The compliance link
Compliance is already on the table, and cybersecurity regulation is taking shape in different jurisdictions. Mapping out regulatory compliance requirements to cybersecurity, as well as data privacy, is key to ensuring compliance in today’s operating environments. In the EU and EEC area a new regulation is coming into force in 2018 with strict requiremetns to most businesses dealing with customer data – yet few companies are ready to deal with this. Bringing the cybersecurity domain into the compliance picture is a necessary cornerstone of corporate governance, and for strengthening board focus. For an overview of new requirements to businesses from the General Data Protection Regulation (GDPR), see here: What does the GDPR (General Data Protection Regulation) mean for your company’s privacy protection and cybersecurity?
The people factor
Boards are no better than the people setting on it; this is why getting technical competence on boards should be a major priority for stockholders. We are living in the age of digitalization, of machine learning and of cyberthreats: believing that we can deal with this without technical competence also on the top of governance is simply superstition.
Also, for the processes to work, it is important that everyone has a feel for what secure behaviors are, and what consititues risky behaviors (without rewards). Driving security awareness in the corporate culture is also a key factor for directors, and overseeing this as part of the risk goverannce should be a board priority. Almost every breach starts with a social engineering campaing – getting your people on the right side of the knowledge gap is probably the best investment you can make after turning on your firewalls, autopatching of computers and removing end-user’s admin rights.
To drive awareness in an effective manner, make sure it is suitable for its audience, and that it is noe a one-off e-learning module to click through. Building a security aware culture is a change process, not a simpel training event: When does cybersecurity awareness training actually work?

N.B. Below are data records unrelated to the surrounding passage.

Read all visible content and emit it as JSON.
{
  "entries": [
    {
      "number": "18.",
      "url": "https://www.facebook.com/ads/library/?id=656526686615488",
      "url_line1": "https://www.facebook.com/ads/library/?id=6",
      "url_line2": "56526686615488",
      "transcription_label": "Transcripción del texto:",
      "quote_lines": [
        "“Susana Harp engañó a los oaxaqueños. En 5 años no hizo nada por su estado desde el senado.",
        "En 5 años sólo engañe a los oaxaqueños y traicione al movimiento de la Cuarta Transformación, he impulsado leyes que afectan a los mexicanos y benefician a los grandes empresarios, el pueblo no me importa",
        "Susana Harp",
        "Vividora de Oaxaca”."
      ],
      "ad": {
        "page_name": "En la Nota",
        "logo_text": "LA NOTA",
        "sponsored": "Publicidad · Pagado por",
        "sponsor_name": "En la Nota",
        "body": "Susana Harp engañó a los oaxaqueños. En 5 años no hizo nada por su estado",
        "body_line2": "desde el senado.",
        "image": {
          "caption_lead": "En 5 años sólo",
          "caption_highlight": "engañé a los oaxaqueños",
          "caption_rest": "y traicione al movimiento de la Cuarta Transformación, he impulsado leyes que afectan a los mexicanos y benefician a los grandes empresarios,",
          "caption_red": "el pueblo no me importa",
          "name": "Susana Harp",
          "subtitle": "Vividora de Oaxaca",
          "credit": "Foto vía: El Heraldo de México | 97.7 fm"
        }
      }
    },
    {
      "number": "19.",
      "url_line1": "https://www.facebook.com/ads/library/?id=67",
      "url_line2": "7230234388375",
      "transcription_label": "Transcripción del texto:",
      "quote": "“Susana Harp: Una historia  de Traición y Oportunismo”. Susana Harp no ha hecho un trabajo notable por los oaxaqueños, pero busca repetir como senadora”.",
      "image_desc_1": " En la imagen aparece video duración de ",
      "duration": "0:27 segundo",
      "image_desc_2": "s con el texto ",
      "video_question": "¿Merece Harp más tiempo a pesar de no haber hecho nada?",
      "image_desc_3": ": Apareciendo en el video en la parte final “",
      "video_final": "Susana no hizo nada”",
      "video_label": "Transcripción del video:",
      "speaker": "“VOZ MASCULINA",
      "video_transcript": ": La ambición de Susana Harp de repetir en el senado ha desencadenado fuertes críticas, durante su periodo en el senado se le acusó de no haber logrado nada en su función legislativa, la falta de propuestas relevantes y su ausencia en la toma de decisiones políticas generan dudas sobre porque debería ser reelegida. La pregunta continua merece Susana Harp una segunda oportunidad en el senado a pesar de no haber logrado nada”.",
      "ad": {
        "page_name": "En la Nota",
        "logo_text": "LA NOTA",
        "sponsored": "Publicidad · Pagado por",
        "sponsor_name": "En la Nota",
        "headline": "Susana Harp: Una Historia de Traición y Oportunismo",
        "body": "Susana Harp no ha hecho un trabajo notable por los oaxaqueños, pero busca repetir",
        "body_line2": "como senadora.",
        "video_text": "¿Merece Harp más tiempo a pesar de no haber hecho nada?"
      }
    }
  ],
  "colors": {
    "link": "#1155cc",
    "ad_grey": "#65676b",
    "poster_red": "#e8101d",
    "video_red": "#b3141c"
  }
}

This are your talking points from this article – bring them to your next board meeting or coffee break at work:
- Boards lack competence in cybersecurity, causing inefficient governance, and underestimation of risk exposure
- To build better processes, start with an information security management system. You do not have to reinvent the wheel, ISO 27001 is your starting point for best practice.
- Choose your security metrics wisely, and build them into the overall strategy map covering financials, customers, organization and learning and internal processes – or whatever perspectives your operations are built up around
- Make sure you understand your compliance requirements when it comes to cybersecurity. For the EU the GDPR is an essential starting point.
- The make governance processes work you need all your people on the right side of the competence gap: make sure everybody knows and undertands how to deal with cyberthreats in their current roles in the company.